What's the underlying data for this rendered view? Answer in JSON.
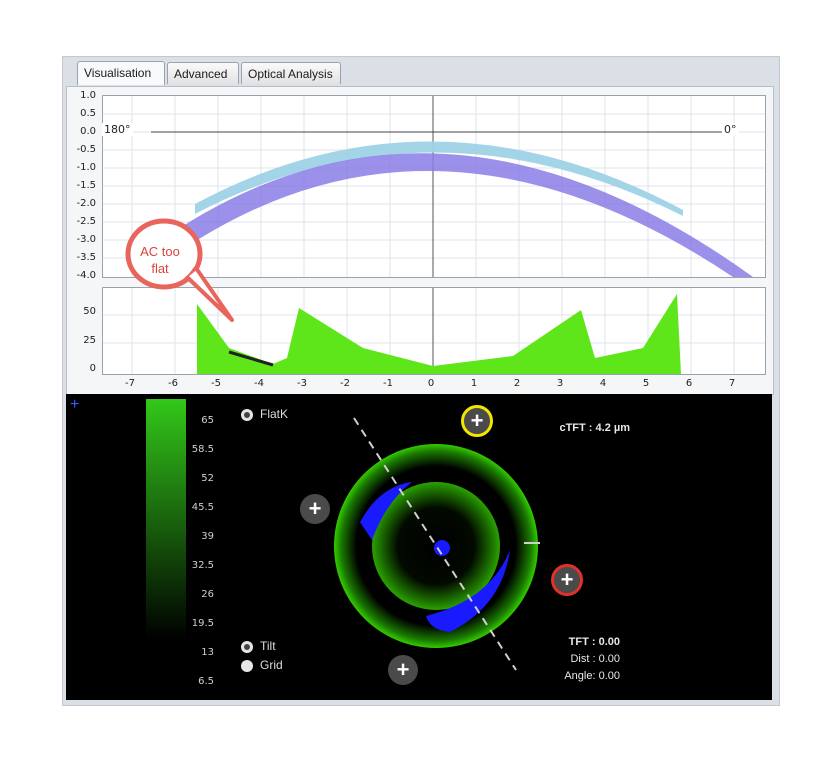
{
  "tabs": [
    {
      "label": "Visualisation",
      "active": true
    },
    {
      "label": "Advanced",
      "active": false
    },
    {
      "label": "Optical Analysis",
      "active": false
    }
  ],
  "top_plot": {
    "y_ticks": [
      "1.0",
      "0.5",
      "0.0",
      "-0.5",
      "-1.0",
      "-1.5",
      "-2.0",
      "-2.5",
      "-3.0",
      "-3.5",
      "-4.0"
    ],
    "left_meridian": "180°",
    "right_meridian": "0°"
  },
  "bottom_plot": {
    "y_ticks": [
      "50",
      "25",
      "0"
    ],
    "x_ticks": [
      "-7",
      "-6",
      "-5",
      "-4",
      "-3",
      "-2",
      "-1",
      "0",
      "1",
      "2",
      "3",
      "4",
      "5",
      "6",
      "7"
    ]
  },
  "callout": {
    "text": "AC too flat",
    "color": "#d9443c"
  },
  "map": {
    "scale_labels": [
      "65",
      "58.5",
      "52",
      "45.5",
      "39",
      "32.5",
      "26",
      "19.5",
      "13",
      "6.5"
    ],
    "flatk_label": "FlatK",
    "tilt_label": "Tilt",
    "grid_label": "Grid",
    "ctft": "cTFT : 4.2 µm",
    "tft": "TFT : 0.00",
    "dist": "Dist : 0.00",
    "angle": "Angle: 0.00",
    "accent_yellow": "#f2e600",
    "accent_red": "#e0322a",
    "ring_green": "#33cc00",
    "blue": "#1a1aff"
  }
}
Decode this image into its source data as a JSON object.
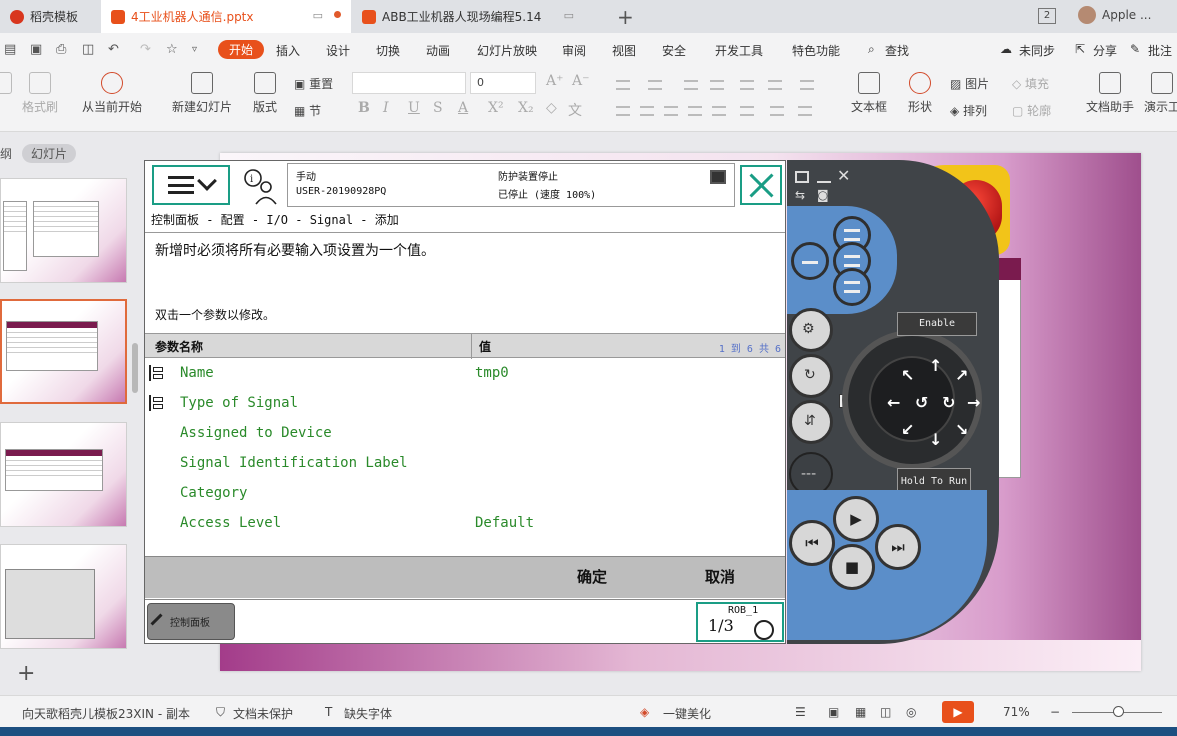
{
  "tabs": [
    {
      "label": "稻壳模板"
    },
    {
      "label": "4工业机器人通信.pptx"
    },
    {
      "label": "ABB工业机器人现场编程5.14"
    }
  ],
  "window_count": "2",
  "user_name": "Apple ...",
  "menu": [
    "开始",
    "插入",
    "设计",
    "切换",
    "动画",
    "幻灯片放映",
    "审阅",
    "视图",
    "安全",
    "开发工具",
    "特色功能",
    "查找"
  ],
  "menu_right": {
    "sync": "未同步",
    "share": "分享",
    "annotate": "批注"
  },
  "ribbon": {
    "format_painter": "格式刷",
    "from_current": "从当前开始",
    "new_slide": "新建幻灯片",
    "layout": "版式",
    "reset": "重置",
    "section": "节",
    "font_size": "0",
    "textbox": "文本框",
    "shape": "形状",
    "picture": "图片",
    "arrange": "排列",
    "fill": "填充",
    "outline": "轮廓",
    "doc_helper": "文档助手",
    "presenter": "演示工"
  },
  "left_panel": {
    "tab_outline": "纲",
    "tab_slides": "幻灯片"
  },
  "flexpendant": {
    "status": {
      "mode": "手动",
      "system": "USER-20190928PQ",
      "state": "防护装置停止",
      "speed": "已停止 (速度 100%)"
    },
    "breadcrumb": "控制面板 - 配置 - I/O - Signal - 添加",
    "message1": "新增时必须将所有必要输入项设置为一个值。",
    "message2": "双击一个参数以修改。",
    "table": {
      "col_name": "参数名称",
      "col_value": "值",
      "range": "1 到 6 共 6",
      "rows": [
        {
          "name": "Name",
          "value": "tmp0",
          "required": true
        },
        {
          "name": "Type of Signal",
          "value": "",
          "required": true
        },
        {
          "name": "Assigned to Device",
          "value": "",
          "required": false
        },
        {
          "name": "Signal Identification Label",
          "value": "",
          "required": false
        },
        {
          "name": "Category",
          "value": "",
          "required": false
        },
        {
          "name": "Access Level",
          "value": "Default",
          "required": false
        }
      ]
    },
    "ok": "确定",
    "cancel": "取消",
    "control_panel": "控制面板",
    "robot": "ROB_1",
    "fraction": "1/3"
  },
  "pendant_hw": {
    "enable": "Enable",
    "hold_to_run": "Hold To Run"
  },
  "statusbar": {
    "template": "向天歌稻壳儿模板23XIN - 副本",
    "protect": "文档未保护",
    "missing_font": "缺失字体",
    "beautify": "一键美化",
    "zoom": "71%"
  }
}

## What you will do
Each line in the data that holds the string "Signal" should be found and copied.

## Exercise output
    "breadcrumb": "控制面板 - 配置 - I/O - Signal - 添加",
          "name": "Type of Signal",
          "name": "Signal Identification Label",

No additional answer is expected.